…but will users support Windows tablets?
HP announced today that it is withdrawing the TouchPad from the market, which calls into question the future of webOS.
First, so far Dieter Bohn has the best article on how HP failed that I’ve seen so far.
The photo I put on this post is of Todd Bradley, HP executive vice president, and Jon Rubenstein, of Palm, at the announcement of HP’s tablet.
But, there is something else that I haven’t seen yet discussed.
This is a HUGE win for Windows 8.
Well, when I was listening to the HP announcement I thought that it was a huge snub in the eye from HP toward Microsoft. It was. HP clearly wanted to be free of the Microsoft ecosystem and wanted to have an OS it controlled and that it didn’t need to pay Microsoft $40 to $200 for.
Seemed like a bold move at the time. Today, though, it is clear that strategy did not work.
Now HP has to wimper back to Microsoft for meetings with Steven Sinofsky, who runs Windows, and say “we’re sorry, we’re back to help make Windows 8 rock.”
I don’t see HP having many other choices at this point.
But there’s another part to this story that I’ve been repeating all year. “No apps, no sales.”
If you want to be a leading platform today you MUST get third-party developers on your side. To rub that in a bit, today I was hanging out with Photobucket’s CEO, Tom Munro. I asked him what he thought about the HP news. You can listen in on that conversation here.
Don’t know why Photobucket is relevant? They have nine billion photos. Flickr only has five billion. They just made a deal with Twitter to become the photo sharing system underneath Twitter. Twitter made a deal with Apple to become the official social network for iOS. IE, he’s now the official photo sharing guy for Apple’s iPhone and iPad.
Developers like him keep telling me “Apple is first in my mind, Google is second, and I don’t have time for #3, but if I do, looks like Microsoft has the best future.”
This is quite consistent around Silicon Valley. Even Tom told me that growth on RIM is “flat, going down.” Android, he says, is growing fastest.
This matches what most other CEOs who build apps tell me.
So, can anyone disrupt this? Can anyone sell a Tablet that doesn’t have an Apple logo?
Let’s look at who can:
1. Microsoft still is hot with Xbox, and is struggling with mobile, but Windows 8 at least looks freaking awesome. Yeah, the pundits will dig into Windows and find it isn’t as nice an experience once you dig in, but consumers who see this on TV will be wowed and Microsoft still has lots of fans.
2. Android tablet makers are struggling, except for Samsung, which has built a brand that consumers like.

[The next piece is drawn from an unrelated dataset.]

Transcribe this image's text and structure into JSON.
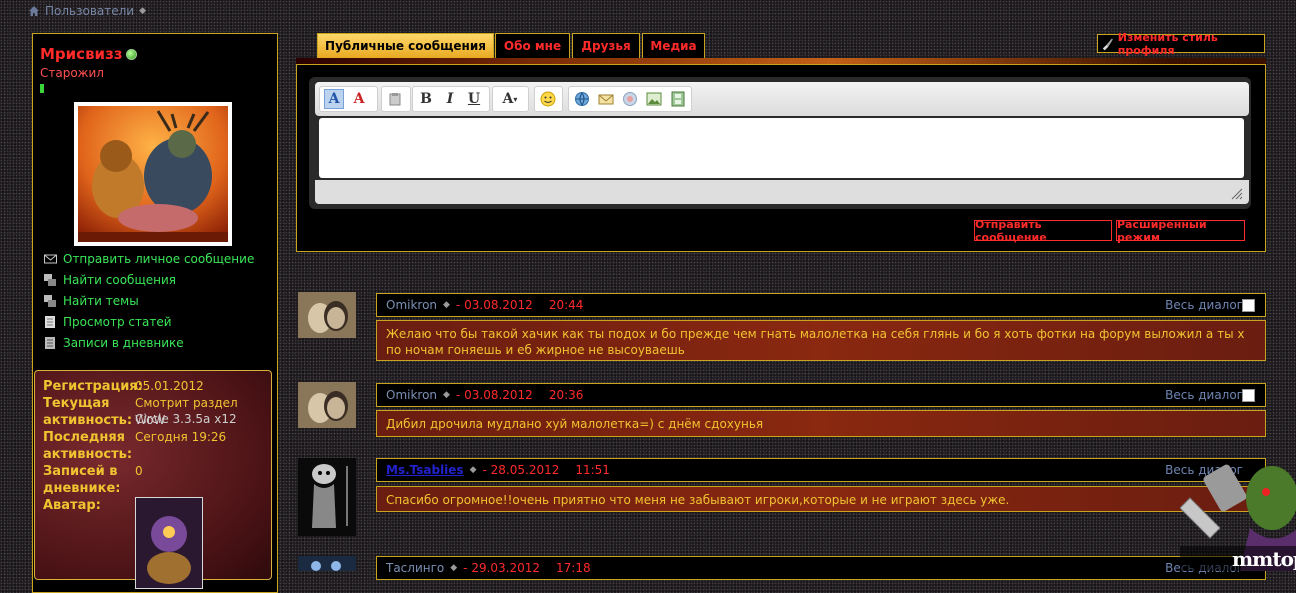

One question mark, though, is how Samsung will deal with Apple’s patent suits. But even Samsung hasn’t sold gobs of a 10-inch tablet, which is where the sweet spot is for tablets.
3. Amazon could change everything. Why? I can see Amazon subsidizing a tablet to lower its price to $200. I also keep hearing about a $99 Kindle coming soon. Having a “one-two-punch” is going to be interesting. Amazon, unlike other tablet makers, can build an ecosystem. Already I’m hearing from SIlicon Valley’s startup world that they are EXCITED by Amazon and are already working on apps for an Amazon tablet. I never heard that about the HP tablet.
The major problem for Microsoft is that its computing brands are starting to look old and crappy and Windows 8 won’t come out until next year. You better believe that Steve Ballmer will be at CES pulling out all stops. One problem for Ballmer, though. Steve Jobs is already planning iPad 3 and will probably announce that right on top of CES. If the iPad 3 really does have a killer screen, like my friends say they are working on, then it’ll be hard for Microsoft to deal with Apple.
Or, maybe, is that where HP comes in? Does HP have something in its research labs that will let it get back into bed with Microsoft? Could HP buy a company like Nanosys which makes a new screen technology that could help get me excited by a Microsoft tablet?
Well, yes, but it’s clear that for now Apple has no competition in the 10-inch tablet space.
No apps, no sale.
Which makes me wonder, what will the users do?
Will they all go iPad? Or will the market split into Apple vs Google, like it is today on smartphones? I can see that happening next year, but I wonder if Microsoft has the right stuff to disrupt Apple and Google?
What do you think?
Reprinted, in part, from my post on Google+. (Lots of comments over there).